What to do | Repeat the data word for word, excluding every picture.

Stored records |
----

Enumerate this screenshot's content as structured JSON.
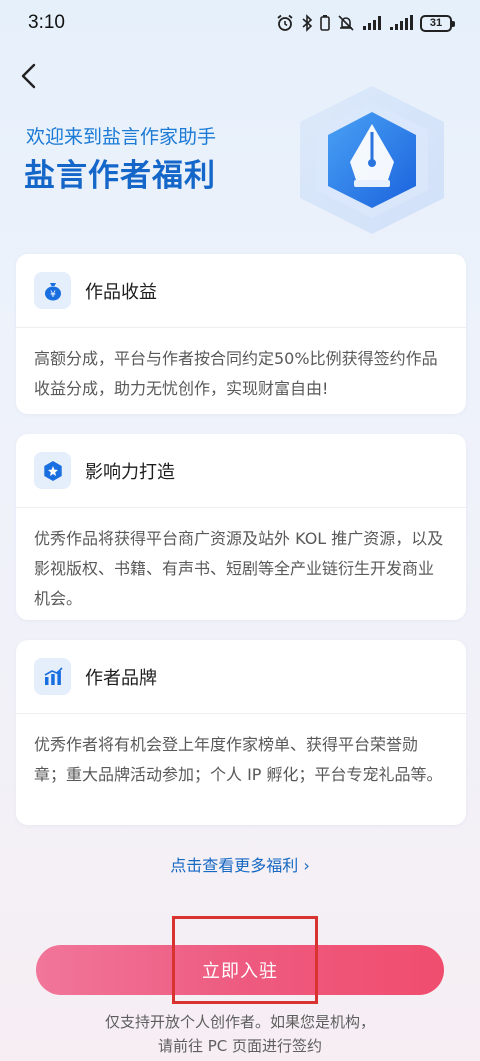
{
  "status_bar": {
    "time": "3:10",
    "battery": "31",
    "icons": [
      "alarm-icon",
      "bluetooth-icon",
      "mute-icon",
      "signal-icon",
      "wifi-icon",
      "battery-icon"
    ]
  },
  "header": {
    "back_icon": "back-arrow-icon",
    "subtitle": "欢迎来到盐言作家助手",
    "title": "盐言作者福利",
    "emblem_icon": "pen-nib-icon"
  },
  "cards": [
    {
      "icon": "money-bag-icon",
      "title": "作品收益",
      "body": "高额分成，平台与作者按合同约定50%比例获得签约作品收益分成，助力无忧创作，实现财富自由!"
    },
    {
      "icon": "influence-star-icon",
      "title": "影响力打造",
      "body": "优秀作品将获得平台商广资源及站外 KOL 推广资源，以及影视版权、书籍、有声书、短剧等全产业链衍生开发商业机会。"
    },
    {
      "icon": "bar-chart-icon",
      "title": "作者品牌",
      "body": "优秀作者将有机会登上年度作家榜单、获得平台荣誉勋章；重大品牌活动参加；个人 IP 孵化；平台专宠礼品等。"
    }
  ],
  "more_link": "点击查看更多福利 ›",
  "join_button": "立即入驻",
  "footnote": {
    "line1": "仅支持开放个人创作者。如果您是机构，",
    "line2": "请前往 PC 页面进行签约"
  },
  "colors": {
    "accent_blue": "#1467c8",
    "button_pink": "#ee5b80",
    "highlight_red": "#d8332f"
  }
}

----

Reply to the exercise |
Enumerate this screenshot's content as structured JSON.
{
  "status_bar": {
    "time": "3:10",
    "battery": "31",
    "icons": [
      "alarm-icon",
      "bluetooth-icon",
      "mute-icon",
      "signal-icon",
      "wifi-icon",
      "battery-icon"
    ]
  },
  "header": {
    "back_icon": "back-arrow-icon",
    "subtitle": "欢迎来到盐言作家助手",
    "title": "盐言作者福利",
    "emblem_icon": "pen-nib-icon"
  },
  "cards": [
    {
      "icon": "money-bag-icon",
      "title": "作品收益",
      "body": "高额分成，平台与作者按合同约定50%比例获得签约作品收益分成，助力无忧创作，实现财富自由!"
    },
    {
      "icon": "influence-star-icon",
      "title": "影响力打造",
      "body": "优秀作品将获得平台商广资源及站外 KOL 推广资源，以及影视版权、书籍、有声书、短剧等全产业链衍生开发商业机会。"
    },
    {
      "icon": "bar-chart-icon",
      "title": "作者品牌",
      "body": "优秀作者将有机会登上年度作家榜单、获得平台荣誉勋章；重大品牌活动参加；个人 IP 孵化；平台专宠礼品等。"
    }
  ],
  "more_link": "点击查看更多福利 ›",
  "join_button": "立即入驻",
  "footnote": {
    "line1": "仅支持开放个人创作者。如果您是机构，",
    "line2": "请前往 PC 页面进行签约"
  },
  "colors": {
    "accent_blue": "#1467c8",
    "button_pink": "#ee5b80",
    "highlight_red": "#d8332f"
  }
}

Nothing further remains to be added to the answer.